Data for processing Start Marker
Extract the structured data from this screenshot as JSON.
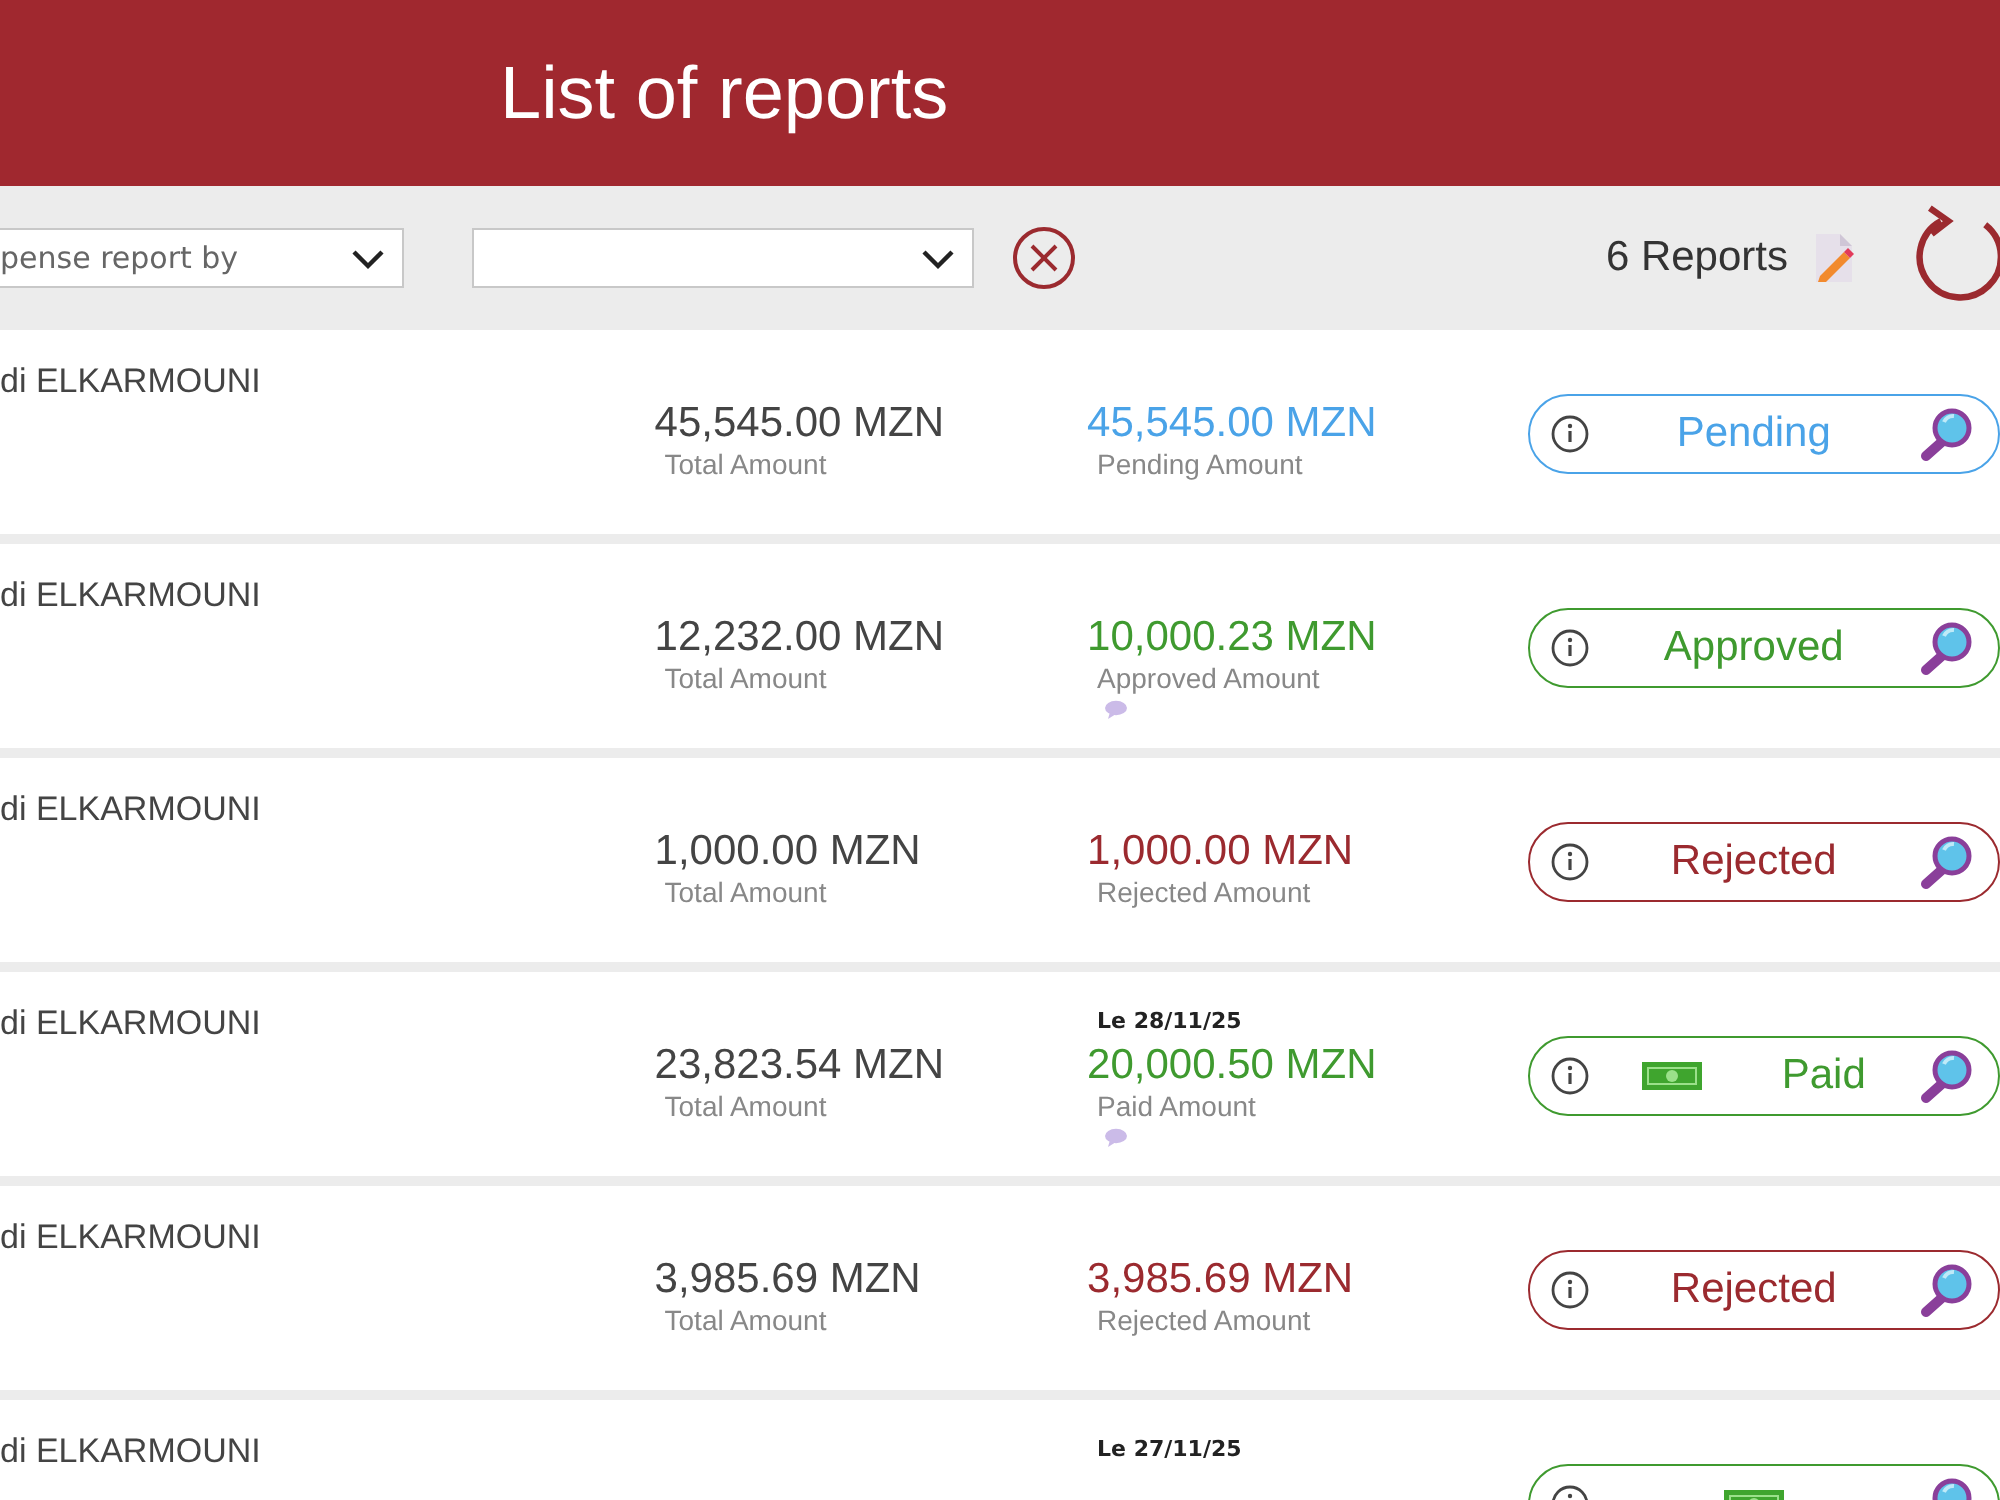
{
  "header": {
    "title": "List of reports"
  },
  "toolbar": {
    "filter_1": {
      "value": "pense report by"
    },
    "count": "6 Reports"
  },
  "reports": [
    {
      "name": "di ELKARMOUNI",
      "total": "45,545.00 MZN",
      "total_label": "Total Amount",
      "amount": "45,545.00 MZN",
      "amount_label": "Pending Amount",
      "comment": false,
      "status": {
        "kind": "pending",
        "label": "Pending"
      }
    },
    {
      "name": "di ELKARMOUNI",
      "total": "12,232.00 MZN",
      "total_label": "Total Amount",
      "amount": "10,000.23 MZN",
      "amount_label": "Approved Amount",
      "comment": true,
      "status": {
        "kind": "approved",
        "label": "Approved"
      }
    },
    {
      "name": "di ELKARMOUNI",
      "total": "1,000.00 MZN",
      "total_label": "Total Amount",
      "amount": "1,000.00 MZN",
      "amount_label": "Rejected Amount",
      "comment": false,
      "status": {
        "kind": "rejected",
        "label": "Rejected"
      }
    },
    {
      "name": "di ELKARMOUNI",
      "total": "23,823.54 MZN",
      "total_label": "Total Amount",
      "date": "Le 28/11/25",
      "amount": "20,000.50 MZN",
      "amount_label": "Paid Amount",
      "comment": true,
      "status": {
        "kind": "paid",
        "label": "Paid"
      }
    },
    {
      "name": "di ELKARMOUNI",
      "total": "3,985.69 MZN",
      "total_label": "Total Amount",
      "amount": "3,985.69 MZN",
      "amount_label": "Rejected Amount",
      "comment": false,
      "status": {
        "kind": "rejected",
        "label": "Rejected"
      }
    },
    {
      "name": "di ELKARMOUNI",
      "date": "Le 27/11/25",
      "status": {
        "kind": "paid"
      }
    }
  ]
}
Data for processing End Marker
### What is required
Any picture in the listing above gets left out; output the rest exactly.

### Response for this exercise
Extract the structured data from this screenshot as JSON.
{
  "header": {
    "title": "List of reports"
  },
  "toolbar": {
    "filter_1": {
      "value": "pense report by"
    },
    "count": "6 Reports"
  },
  "reports": [
    {
      "name": "di ELKARMOUNI",
      "total": "45,545.00 MZN",
      "total_label": "Total Amount",
      "amount": "45,545.00 MZN",
      "amount_label": "Pending Amount",
      "comment": false,
      "status": {
        "kind": "pending",
        "label": "Pending"
      }
    },
    {
      "name": "di ELKARMOUNI",
      "total": "12,232.00 MZN",
      "total_label": "Total Amount",
      "amount": "10,000.23 MZN",
      "amount_label": "Approved Amount",
      "comment": true,
      "status": {
        "kind": "approved",
        "label": "Approved"
      }
    },
    {
      "name": "di ELKARMOUNI",
      "total": "1,000.00 MZN",
      "total_label": "Total Amount",
      "amount": "1,000.00 MZN",
      "amount_label": "Rejected Amount",
      "comment": false,
      "status": {
        "kind": "rejected",
        "label": "Rejected"
      }
    },
    {
      "name": "di ELKARMOUNI",
      "total": "23,823.54 MZN",
      "total_label": "Total Amount",
      "date": "Le 28/11/25",
      "amount": "20,000.50 MZN",
      "amount_label": "Paid Amount",
      "comment": true,
      "status": {
        "kind": "paid",
        "label": "Paid"
      }
    },
    {
      "name": "di ELKARMOUNI",
      "total": "3,985.69 MZN",
      "total_label": "Total Amount",
      "amount": "3,985.69 MZN",
      "amount_label": "Rejected Amount",
      "comment": false,
      "status": {
        "kind": "rejected",
        "label": "Rejected"
      }
    },
    {
      "name": "di ELKARMOUNI",
      "date": "Le 27/11/25",
      "status": {
        "kind": "paid"
      }
    }
  ]
}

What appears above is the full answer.